*** Opening of DATA PROVIDED ***
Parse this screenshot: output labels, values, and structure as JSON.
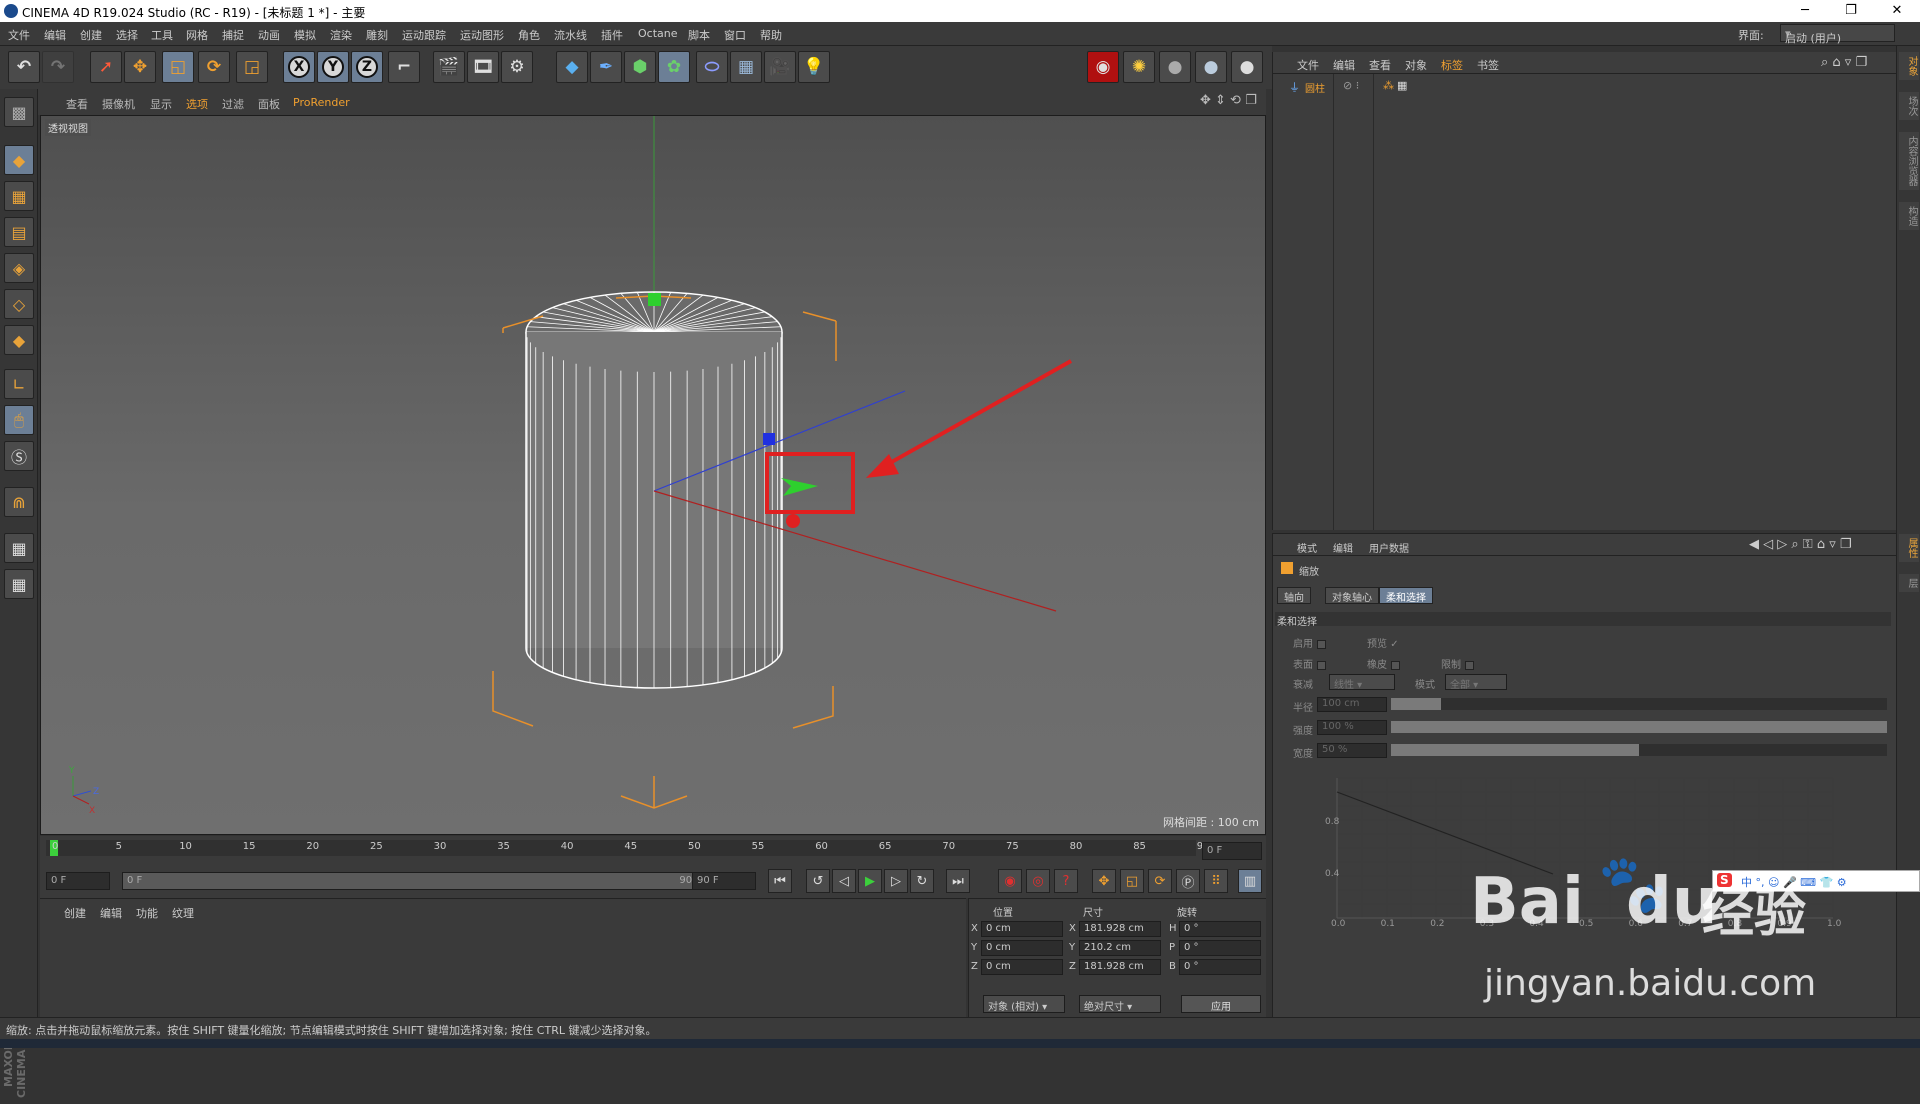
{
  "window": {
    "title": "CINEMA 4D R19.024 Studio (RC - R19) - [未标题 1 *] - 主要",
    "minimize": "─",
    "restore": "❐",
    "close": "✕"
  },
  "menu": [
    "文件",
    "编辑",
    "创建",
    "选择",
    "工具",
    "网格",
    "捕捉",
    "动画",
    "模拟",
    "渲染",
    "雕刻",
    "运动跟踪",
    "运动图形",
    "角色",
    "流水线",
    "插件",
    "Octane",
    "脚本",
    "窗口",
    "帮助"
  ],
  "layout": {
    "label": "界面:",
    "value": "启动 (用户)"
  },
  "toolbar": {
    "axes": [
      "X",
      "Y",
      "Z"
    ]
  },
  "viewport": {
    "menu": [
      "查看",
      "摄像机",
      "显示",
      "选项",
      "过滤",
      "面板",
      "ProRender"
    ],
    "label": "透视视图",
    "grid_distance": "网格间距 : 100 cm",
    "axis_y": "Y",
    "axis_z": "Z",
    "axis_x": "X"
  },
  "timeline": {
    "ticks": [
      "0",
      "5",
      "10",
      "15",
      "20",
      "25",
      "30",
      "35",
      "40",
      "45",
      "50",
      "55",
      "60",
      "65",
      "70",
      "75",
      "80",
      "85",
      "90"
    ],
    "current": "0 F"
  },
  "transport": {
    "start": "0 F",
    "range_start": "0 F",
    "range_end": "90 F",
    "end": "90 F"
  },
  "material_menu": [
    "创建",
    "编辑",
    "功能",
    "纹理"
  ],
  "coords": {
    "headers": [
      "位置",
      "尺寸",
      "旋转"
    ],
    "rows": [
      {
        "a": "X",
        "pos": "0 cm",
        "s": "X",
        "size": "181.928 cm",
        "r": "H",
        "rot": "0 °"
      },
      {
        "a": "Y",
        "pos": "0 cm",
        "s": "Y",
        "size": "210.2 cm",
        "r": "P",
        "rot": "0 °"
      },
      {
        "a": "Z",
        "pos": "0 cm",
        "s": "Z",
        "size": "181.928 cm",
        "r": "B",
        "rot": "0 °"
      }
    ],
    "mode": "对象 (相对)",
    "size_mode": "绝对尺寸",
    "apply": "应用"
  },
  "object_manager": {
    "menu": [
      "文件",
      "编辑",
      "查看",
      "对象",
      "标签",
      "书签"
    ],
    "object": "圆柱"
  },
  "attributes": {
    "menu": [
      "模式",
      "编辑",
      "用户数据"
    ],
    "tool": "缩放",
    "tabs": [
      "轴向",
      "对象轴心",
      "柔和选择"
    ],
    "section": "柔和选择",
    "enable": "启用",
    "preview": "预览",
    "surface": "表面",
    "rubber": "橡皮",
    "restrict": "限制",
    "falloff_label": "衰减",
    "falloff": "线性",
    "mode_label": "模式",
    "mode": "全部",
    "radius_label": "半径",
    "radius": "100 cm",
    "radius_frac": 0.1,
    "strength_label": "强度",
    "strength": "100 %",
    "strength_frac": 1.0,
    "width_label": "宽度",
    "width": "50 %",
    "width_frac": 0.5,
    "graph_y": [
      "0.8",
      "0.4"
    ],
    "graph_x": [
      "0.0",
      "0.1",
      "0.2",
      "0.3",
      "0.4",
      "0.5",
      "0.6",
      "0.7",
      "0.8",
      "0.9",
      "1.0"
    ]
  },
  "right_tabs_top": [
    "对象",
    "场次",
    "内容浏览器",
    "构造"
  ],
  "right_tabs_bottom": [
    "属性",
    "层"
  ],
  "status": "缩放: 点击并拖动鼠标缩放元素。按住 SHIFT 键量化缩放; 节点编辑模式时按住 SHIFT 键增加选择对象; 按住 CTRL 键减少选择对象。",
  "ime": {
    "logo": "S",
    "text": "中 °, ☺ 🎤 ⌨ 👕 ⚙"
  },
  "watermark": {
    "brand": "Bai",
    "paw": "🐾",
    "du": "du",
    "jingyan": "经验",
    "url": "jingyan.baidu.com"
  }
}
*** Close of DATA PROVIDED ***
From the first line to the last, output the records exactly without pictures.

Parse this screenshot: output labels, values, and structure as JSON.
{
  "window": {
    "title": "CINEMA 4D R19.024 Studio (RC - R19) - [未标题 1 *] - 主要",
    "minimize": "─",
    "restore": "❐",
    "close": "✕"
  },
  "menu": [
    "文件",
    "编辑",
    "创建",
    "选择",
    "工具",
    "网格",
    "捕捉",
    "动画",
    "模拟",
    "渲染",
    "雕刻",
    "运动跟踪",
    "运动图形",
    "角色",
    "流水线",
    "插件",
    "Octane",
    "脚本",
    "窗口",
    "帮助"
  ],
  "layout": {
    "label": "界面:",
    "value": "启动 (用户)"
  },
  "toolbar": {
    "axes": [
      "X",
      "Y",
      "Z"
    ]
  },
  "viewport": {
    "menu": [
      "查看",
      "摄像机",
      "显示",
      "选项",
      "过滤",
      "面板",
      "ProRender"
    ],
    "label": "透视视图",
    "grid_distance": "网格间距 : 100 cm",
    "axis_y": "Y",
    "axis_z": "Z",
    "axis_x": "X"
  },
  "timeline": {
    "ticks": [
      "0",
      "5",
      "10",
      "15",
      "20",
      "25",
      "30",
      "35",
      "40",
      "45",
      "50",
      "55",
      "60",
      "65",
      "70",
      "75",
      "80",
      "85",
      "90"
    ],
    "current": "0 F"
  },
  "transport": {
    "start": "0 F",
    "range_start": "0 F",
    "range_end": "90 F",
    "end": "90 F"
  },
  "material_menu": [
    "创建",
    "编辑",
    "功能",
    "纹理"
  ],
  "coords": {
    "headers": [
      "位置",
      "尺寸",
      "旋转"
    ],
    "rows": [
      {
        "a": "X",
        "pos": "0 cm",
        "s": "X",
        "size": "181.928 cm",
        "r": "H",
        "rot": "0 °"
      },
      {
        "a": "Y",
        "pos": "0 cm",
        "s": "Y",
        "size": "210.2 cm",
        "r": "P",
        "rot": "0 °"
      },
      {
        "a": "Z",
        "pos": "0 cm",
        "s": "Z",
        "size": "181.928 cm",
        "r": "B",
        "rot": "0 °"
      }
    ],
    "mode": "对象 (相对)",
    "size_mode": "绝对尺寸",
    "apply": "应用"
  },
  "object_manager": {
    "menu": [
      "文件",
      "编辑",
      "查看",
      "对象",
      "标签",
      "书签"
    ],
    "object": "圆柱"
  },
  "attributes": {
    "menu": [
      "模式",
      "编辑",
      "用户数据"
    ],
    "tool": "缩放",
    "tabs": [
      "轴向",
      "对象轴心",
      "柔和选择"
    ],
    "section": "柔和选择",
    "enable": "启用",
    "preview": "预览",
    "surface": "表面",
    "rubber": "橡皮",
    "restrict": "限制",
    "falloff_label": "衰减",
    "falloff": "线性",
    "mode_label": "模式",
    "mode": "全部",
    "radius_label": "半径",
    "radius": "100 cm",
    "radius_frac": 0.1,
    "strength_label": "强度",
    "strength": "100 %",
    "strength_frac": 1.0,
    "width_label": "宽度",
    "width": "50 %",
    "width_frac": 0.5,
    "graph_y": [
      "0.8",
      "0.4"
    ],
    "graph_x": [
      "0.0",
      "0.1",
      "0.2",
      "0.3",
      "0.4",
      "0.5",
      "0.6",
      "0.7",
      "0.8",
      "0.9",
      "1.0"
    ]
  },
  "right_tabs_top": [
    "对象",
    "场次",
    "内容浏览器",
    "构造"
  ],
  "right_tabs_bottom": [
    "属性",
    "层"
  ],
  "status": "缩放: 点击并拖动鼠标缩放元素。按住 SHIFT 键量化缩放; 节点编辑模式时按住 SHIFT 键增加选择对象; 按住 CTRL 键减少选择对象。",
  "ime": {
    "logo": "S",
    "text": "中 °, ☺ 🎤 ⌨ 👕 ⚙"
  },
  "watermark": {
    "brand": "Bai",
    "paw": "🐾",
    "du": "du",
    "jingyan": "经验",
    "url": "jingyan.baidu.com"
  }
}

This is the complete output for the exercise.